Surgical and Social Outcomes
Most surgery patients stay on antiepileptic medications for one to two years after the operation. Some will have to continue with medication indefinitely for the best outcome.
According to the National Institutes of Health, the success rate of lobectomies or cortical resections (no seizures with loss of consciousness) is between 30 and 70 percent, depending on the area removed. Some centers report higher rates. Brief sensory changes (auras) may continue for some years afterwards. The risk of death to lobectomy patients is less than 2 in 100. Complications occur in about 4 of every 100. These may include partial loss of vision, motor ability, or speech. Infection or temporary swelling of the brain may also occur.

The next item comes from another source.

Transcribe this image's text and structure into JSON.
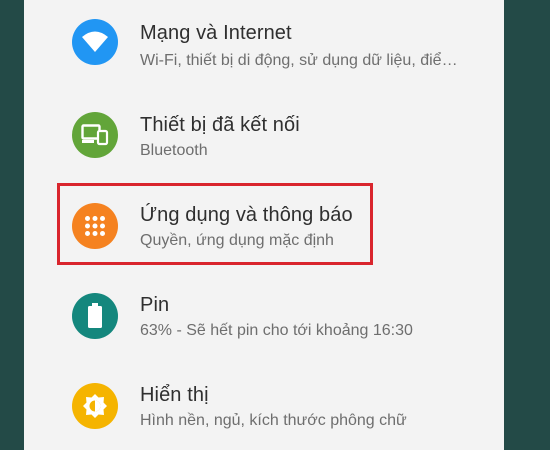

Among corpus callosotomy patients the risk of major or minor complications following surgery is around 20 percent. Atonic seizures (drop attacks) generally improve. Other generalized seizures may stop or happen less often. Partial seizures are likely to continue and may even get worse. Centers which perform hemispherectomies report good outcomes. However, there are more risks with this operation than with any other types of epilepsy surgery, and there will be permanent weakness on the side opposite the surgical site. Multiple sub-pial transection has limited data on outcomes.

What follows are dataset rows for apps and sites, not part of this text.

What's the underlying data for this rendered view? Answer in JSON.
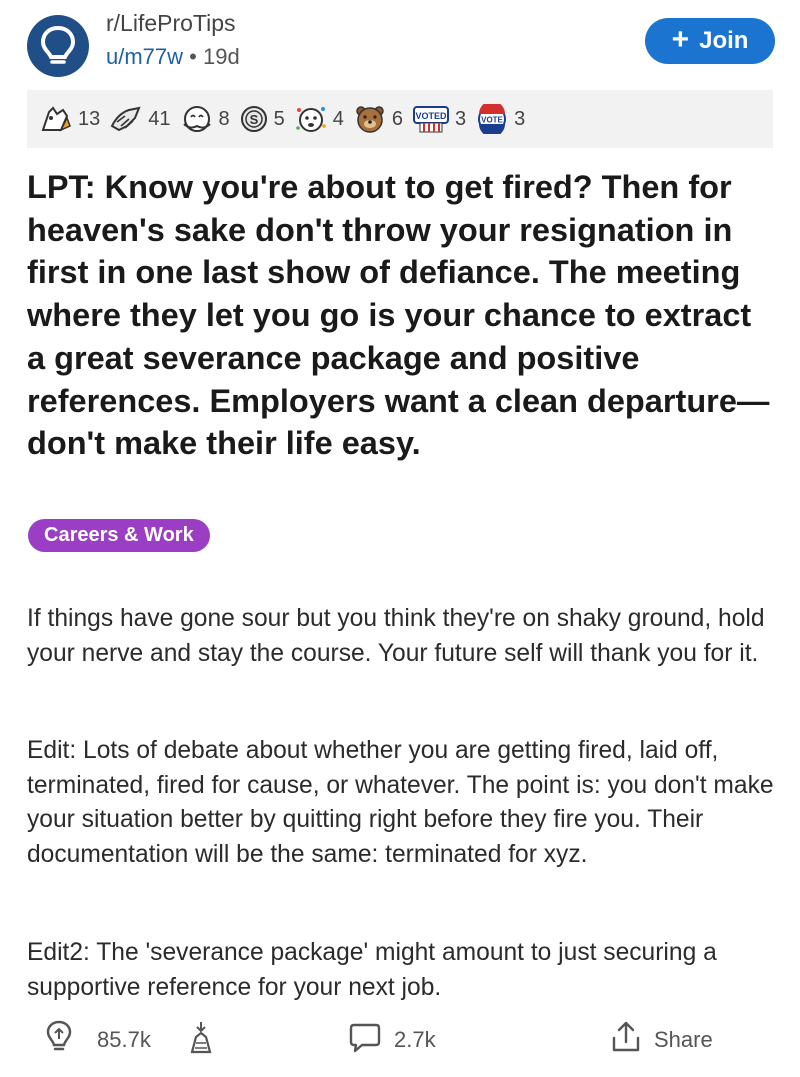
{
  "header": {
    "subreddit": "r/LifeProTips",
    "username": "u/m77w",
    "separator": "•",
    "age": "19d",
    "join_label": "Join",
    "join_plus": "+"
  },
  "awards": [
    {
      "icon": "wholesome-hands-icon",
      "count": "13"
    },
    {
      "icon": "helpful-hands-icon",
      "count": "41"
    },
    {
      "icon": "hug-face-icon",
      "count": "8"
    },
    {
      "icon": "silver-coin-icon",
      "count": "5"
    },
    {
      "icon": "party-face-icon",
      "count": "4"
    },
    {
      "icon": "bear-face-icon",
      "count": "6"
    },
    {
      "icon": "voted-sign-icon",
      "count": "3",
      "text": "VOTED"
    },
    {
      "icon": "vote-pin-icon",
      "count": "3",
      "text": "VOTE"
    }
  ],
  "post": {
    "title": "LPT: Know you're about to get fired? Then for heaven's sake don't throw your resignation in first in one last show of defiance. The meeting where they let you go is your chance to extract a great severance package and positive references. Employers want a clean departure—don't make their life easy.",
    "flair": "Careers & Work",
    "body": [
      "If things have gone sour but you think they're on shaky ground, hold your nerve and stay the course. Your future self will thank you for it.",
      "Edit: Lots of debate about whether you are getting fired, laid off, terminated, fired for cause, or whatever. The point is: you don't make your situation better by quitting right before they fire you. Their documentation will be the same: terminated for xyz.",
      "Edit2: The 'severance package' might amount to just securing a supportive reference for your next job."
    ]
  },
  "actions": {
    "upvotes": "85.7k",
    "comments": "2.7k",
    "share_label": "Share"
  },
  "colors": {
    "join_button": "#1b74d0",
    "flair_bg": "#9a3fc4",
    "subreddit_icon": "#1f4f86",
    "username": "#1f5fa8",
    "award_bar": "#f2f2f2"
  }
}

Although seizures may be greatly reduced or totally controlled following surgery, a number of patients report periods of depression during the adjustment period and it appears that the greatest benefit accrues to those whose seizures are completely controlled. Postsurgical studies of patients’ employment and quality of life show the greatest gains among those who had some employment history prior to the operation and among those whose seizures were completely controlled.